I've never had much energy and needed, and still do, lots of sleep. (I had TB when I was 3 - in my leg and eye - and I'm sure it stems from then.) So I would be waspish and argumentative, but they were very patient with me. Alice and I would argue, but luckily neither of us bear grudges, and once I learnt not to expect her to apologise just because I was the adult, we could hug and get over it. I learnt to say sorry to them if I made a mistake.
I may not have been the best Stepmum going, but I loved them from the word go - still do - and they were certainly the best stepchildren. Thanks Al, Mike & Joe.
I'm reading my way through Dickens at the moment. I'd never read any until I did the Intro to Literature a couple of years ago, when we did Great Expectations. For my birthday I got a 2nd hand complete set and, apart from short breaks to read murder mysteries, I've been engrossed in them. So far I've read:
Great Expectations - a good yarn
Oliver Twist - much grittier and nastier than the movie.
Pickwick's Papers - not my favourite, but a good read.
A Tale of Two Cities - definitely one of my favourites, again gritty and dark.
Little Dorrit - another 'grim reality' book and another favourite.
The Mystery of Edwin Drood - I wish I knew how the book was going to go from where it ended when he died.
David Copperfield - another favourite
Our Mutual Friend - good but not memorable
Bleak House - wonderful, wonderful, wonderful
And I'm part way through Martin Chuzzlewit
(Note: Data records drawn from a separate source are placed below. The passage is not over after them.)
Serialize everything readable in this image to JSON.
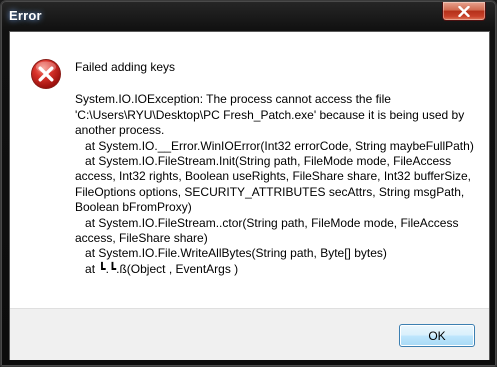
{
  "window": {
    "title": "Error",
    "close_icon": "close-icon"
  },
  "dialog": {
    "icon": "error-icon",
    "heading": "Failed adding keys",
    "message": "System.IO.IOException: The process cannot access the file 'C:\\Users\\RYU\\Desktop\\PC Fresh_Patch.exe' because it is being used by another process.\n   at System.IO.__Error.WinIOError(Int32 errorCode, String maybeFullPath)\n   at System.IO.FileStream.Init(String path, FileMode mode, FileAccess access, Int32 rights, Boolean useRights, FileShare share, Int32 bufferSize, FileOptions options, SECURITY_ATTRIBUTES secAttrs, String msgPath, Boolean bFromProxy)\n   at System.IO.FileStream..ctor(String path, FileMode mode, FileAccess access, FileShare share)\n   at System.IO.File.WriteAllBytes(String path, Byte[] bytes)\n   at ┗.┗.ß(Object , EventArgs )",
    "ok_label": "OK"
  },
  "colors": {
    "title_text": "#ffffff",
    "close_button": "#c8412a",
    "error_icon": "#c81d1d",
    "ok_border": "#3c7fb1"
  }
}
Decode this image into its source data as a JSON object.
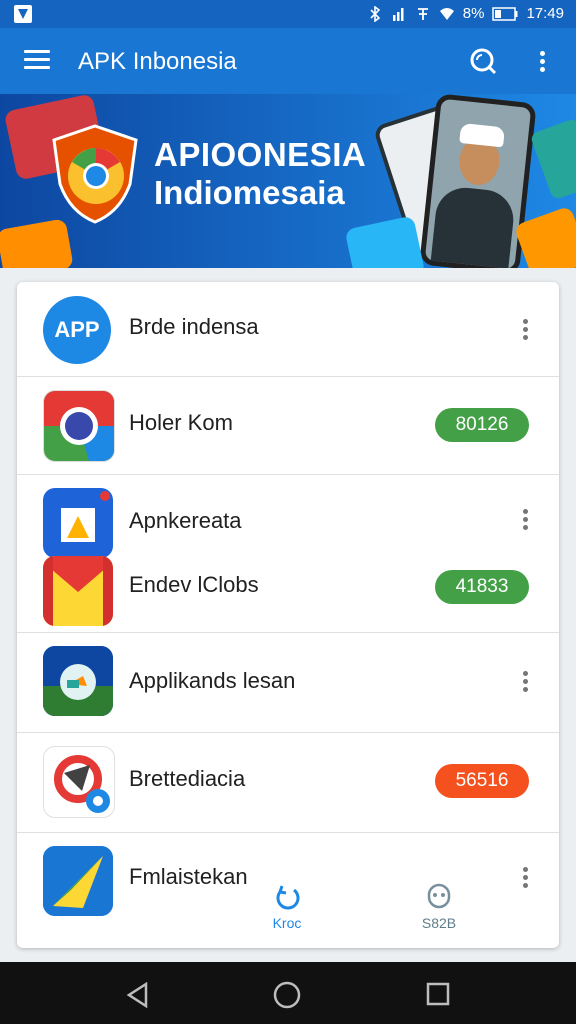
{
  "status_bar": {
    "battery": "8%",
    "time": "17:49"
  },
  "app_bar": {
    "title": "APK Inbonesia"
  },
  "banner": {
    "line1": "APIOONESIA",
    "line2": "Indiomesaia"
  },
  "list": [
    {
      "name": "Brde indensa",
      "icon": "app-logo-icon",
      "badge": null,
      "menu": true
    },
    {
      "name": "Holer Kom",
      "icon": "chrome-icon",
      "badge": "80126",
      "badge_color": "#43a047",
      "menu": false
    },
    {
      "name": "Apnkereata",
      "icon": "notification-app-icon",
      "badge": null,
      "menu": true
    },
    {
      "name": "Endev lClobs",
      "icon": "gmail-icon",
      "badge": "41833",
      "badge_color": "#43a047",
      "menu": false
    },
    {
      "name": "Applikands lesan",
      "icon": "maps-app-icon",
      "badge": null,
      "menu": true
    },
    {
      "name": "Brettediacia",
      "icon": "messenger-app-icon",
      "badge": "56516",
      "badge_color": "#f4511e",
      "menu": false
    },
    {
      "name": "Fmlaistekan",
      "icon": "arrow-app-icon",
      "badge": null,
      "menu": true
    }
  ],
  "bottom_tabs": [
    {
      "label": "Kroc",
      "icon": "refresh-swirl-icon",
      "active": true
    },
    {
      "label": "S82B",
      "icon": "ghost-icon",
      "active": false
    }
  ],
  "colors": {
    "primary": "#1976d2",
    "status": "#1565c0",
    "green": "#43a047",
    "orange": "#f4511e"
  }
}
With almost all the books I find the first chapter or two confusing, but then get into it and find all his work moving and very descriptive of the era - I would have hated to be alive then - even to be a rich person - well woman at least - was so restrictive. There again I wouldn't have known any different so I suppose I'd have been happy enough - not as a very poor person though!